## Exercise details
What you need to produce is the complete listing, repeated exactly.

## Supplied information
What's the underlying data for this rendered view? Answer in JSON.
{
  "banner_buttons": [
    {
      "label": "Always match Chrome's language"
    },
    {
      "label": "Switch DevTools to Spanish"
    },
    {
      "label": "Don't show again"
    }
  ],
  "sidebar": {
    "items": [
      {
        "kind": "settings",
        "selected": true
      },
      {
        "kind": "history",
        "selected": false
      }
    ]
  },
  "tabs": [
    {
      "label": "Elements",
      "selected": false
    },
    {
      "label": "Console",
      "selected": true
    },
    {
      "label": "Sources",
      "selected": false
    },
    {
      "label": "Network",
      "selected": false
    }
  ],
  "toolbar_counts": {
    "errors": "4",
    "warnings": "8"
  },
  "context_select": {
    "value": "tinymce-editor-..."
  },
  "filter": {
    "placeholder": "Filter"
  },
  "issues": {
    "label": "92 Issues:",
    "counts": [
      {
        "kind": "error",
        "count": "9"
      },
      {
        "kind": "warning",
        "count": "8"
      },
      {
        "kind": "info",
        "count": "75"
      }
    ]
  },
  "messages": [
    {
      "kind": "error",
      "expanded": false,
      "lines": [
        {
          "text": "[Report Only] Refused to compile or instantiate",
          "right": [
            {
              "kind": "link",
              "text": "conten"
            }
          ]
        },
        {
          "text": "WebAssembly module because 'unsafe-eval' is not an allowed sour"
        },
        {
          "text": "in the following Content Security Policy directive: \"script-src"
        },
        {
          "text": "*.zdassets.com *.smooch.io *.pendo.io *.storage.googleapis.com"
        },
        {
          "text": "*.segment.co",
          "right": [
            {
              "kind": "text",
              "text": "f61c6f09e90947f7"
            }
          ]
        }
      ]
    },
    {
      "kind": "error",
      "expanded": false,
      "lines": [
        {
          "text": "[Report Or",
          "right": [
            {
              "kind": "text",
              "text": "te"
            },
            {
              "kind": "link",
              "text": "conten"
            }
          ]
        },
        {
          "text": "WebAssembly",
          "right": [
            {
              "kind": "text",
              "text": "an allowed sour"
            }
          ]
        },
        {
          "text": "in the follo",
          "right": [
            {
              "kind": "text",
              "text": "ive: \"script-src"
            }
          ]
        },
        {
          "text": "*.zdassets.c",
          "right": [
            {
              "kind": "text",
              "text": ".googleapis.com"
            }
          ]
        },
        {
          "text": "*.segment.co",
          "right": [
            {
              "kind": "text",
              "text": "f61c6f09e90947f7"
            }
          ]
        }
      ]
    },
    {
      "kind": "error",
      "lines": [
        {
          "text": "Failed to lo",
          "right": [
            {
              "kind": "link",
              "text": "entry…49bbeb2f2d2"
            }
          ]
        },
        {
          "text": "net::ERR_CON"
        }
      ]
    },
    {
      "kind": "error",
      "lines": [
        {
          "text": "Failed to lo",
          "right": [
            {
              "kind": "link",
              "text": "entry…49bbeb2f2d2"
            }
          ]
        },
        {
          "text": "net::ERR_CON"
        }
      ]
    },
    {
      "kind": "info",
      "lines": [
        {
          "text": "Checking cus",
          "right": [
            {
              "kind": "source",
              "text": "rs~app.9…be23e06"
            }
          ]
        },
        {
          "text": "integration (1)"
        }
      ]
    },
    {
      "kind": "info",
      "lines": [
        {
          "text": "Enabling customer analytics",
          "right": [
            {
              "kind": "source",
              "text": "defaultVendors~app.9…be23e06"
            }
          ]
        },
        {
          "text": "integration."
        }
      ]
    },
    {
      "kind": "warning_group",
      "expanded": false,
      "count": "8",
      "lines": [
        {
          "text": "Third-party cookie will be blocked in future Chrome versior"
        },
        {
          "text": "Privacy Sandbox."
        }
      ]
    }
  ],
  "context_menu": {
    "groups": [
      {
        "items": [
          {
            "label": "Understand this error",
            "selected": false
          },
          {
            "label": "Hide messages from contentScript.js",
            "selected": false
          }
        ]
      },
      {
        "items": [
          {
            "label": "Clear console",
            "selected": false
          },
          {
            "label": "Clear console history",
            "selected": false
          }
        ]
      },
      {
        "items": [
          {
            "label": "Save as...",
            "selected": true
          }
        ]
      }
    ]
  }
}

## Finished task
What's the underlying data for this rendered view? Answer in JSON.
{
  "banner_buttons": [
    {
      "label": "Always match Chrome's language"
    },
    {
      "label": "Switch DevTools to Spanish"
    },
    {
      "label": "Don't show again"
    }
  ],
  "sidebar": {
    "items": [
      {
        "kind": "settings",
        "selected": true
      },
      {
        "kind": "history",
        "selected": false
      }
    ]
  },
  "tabs": [
    {
      "label": "Elements",
      "selected": false
    },
    {
      "label": "Console",
      "selected": true
    },
    {
      "label": "Sources",
      "selected": false
    },
    {
      "label": "Network",
      "selected": false
    }
  ],
  "toolbar_counts": {
    "errors": "4",
    "warnings": "8"
  },
  "context_select": {
    "value": "tinymce-editor-..."
  },
  "filter": {
    "placeholder": "Filter"
  },
  "issues": {
    "label": "92 Issues:",
    "counts": [
      {
        "kind": "error",
        "count": "9"
      },
      {
        "kind": "warning",
        "count": "8"
      },
      {
        "kind": "info",
        "count": "75"
      }
    ]
  },
  "messages": [
    {
      "kind": "error",
      "expanded": false,
      "lines": [
        {
          "text": "[Report Only] Refused to compile or instantiate",
          "right": [
            {
              "kind": "link",
              "text": "conten"
            }
          ]
        },
        {
          "text": "WebAssembly module because 'unsafe-eval' is not an allowed sour"
        },
        {
          "text": "in the following Content Security Policy directive: \"script-src"
        },
        {
          "text": "*.zdassets.com *.smooch.io *.pendo.io *.storage.googleapis.com"
        },
        {
          "text": "*.segment.co",
          "right": [
            {
              "kind": "text",
              "text": "f61c6f09e90947f7"
            }
          ]
        }
      ]
    },
    {
      "kind": "error",
      "expanded": false,
      "lines": [
        {
          "text": "[Report Or",
          "right": [
            {
              "kind": "text",
              "text": "te"
            },
            {
              "kind": "link",
              "text": "conten"
            }
          ]
        },
        {
          "text": "WebAssembly",
          "right": [
            {
              "kind": "text",
              "text": "an allowed sour"
            }
          ]
        },
        {
          "text": "in the follo",
          "right": [
            {
              "kind": "text",
              "text": "ive: \"script-src"
            }
          ]
        },
        {
          "text": "*.zdassets.c",
          "right": [
            {
              "kind": "text",
              "text": ".googleapis.com"
            }
          ]
        },
        {
          "text": "*.segment.co",
          "right": [
            {
              "kind": "text",
              "text": "f61c6f09e90947f7"
            }
          ]
        }
      ]
    },
    {
      "kind": "error",
      "lines": [
        {
          "text": "Failed to lo",
          "right": [
            {
              "kind": "link",
              "text": "entry…49bbeb2f2d2"
            }
          ]
        },
        {
          "text": "net::ERR_CON"
        }
      ]
    },
    {
      "kind": "error",
      "lines": [
        {
          "text": "Failed to lo",
          "right": [
            {
              "kind": "link",
              "text": "entry…49bbeb2f2d2"
            }
          ]
        },
        {
          "text": "net::ERR_CON"
        }
      ]
    },
    {
      "kind": "info",
      "lines": [
        {
          "text": "Checking cus",
          "right": [
            {
              "kind": "source",
              "text": "rs~app.9…be23e06"
            }
          ]
        },
        {
          "text": "integration (1)"
        }
      ]
    },
    {
      "kind": "info",
      "lines": [
        {
          "text": "Enabling customer analytics",
          "right": [
            {
              "kind": "source",
              "text": "defaultVendors~app.9…be23e06"
            }
          ]
        },
        {
          "text": "integration."
        }
      ]
    },
    {
      "kind": "warning_group",
      "expanded": false,
      "count": "8",
      "lines": [
        {
          "text": "Third-party cookie will be blocked in future Chrome versior"
        },
        {
          "text": "Privacy Sandbox."
        }
      ]
    }
  ],
  "context_menu": {
    "groups": [
      {
        "items": [
          {
            "label": "Understand this error",
            "selected": false
          },
          {
            "label": "Hide messages from contentScript.js",
            "selected": false
          }
        ]
      },
      {
        "items": [
          {
            "label": "Clear console",
            "selected": false
          },
          {
            "label": "Clear console history",
            "selected": false
          }
        ]
      },
      {
        "items": [
          {
            "label": "Save as...",
            "selected": true
          }
        ]
      }
    ]
  }
}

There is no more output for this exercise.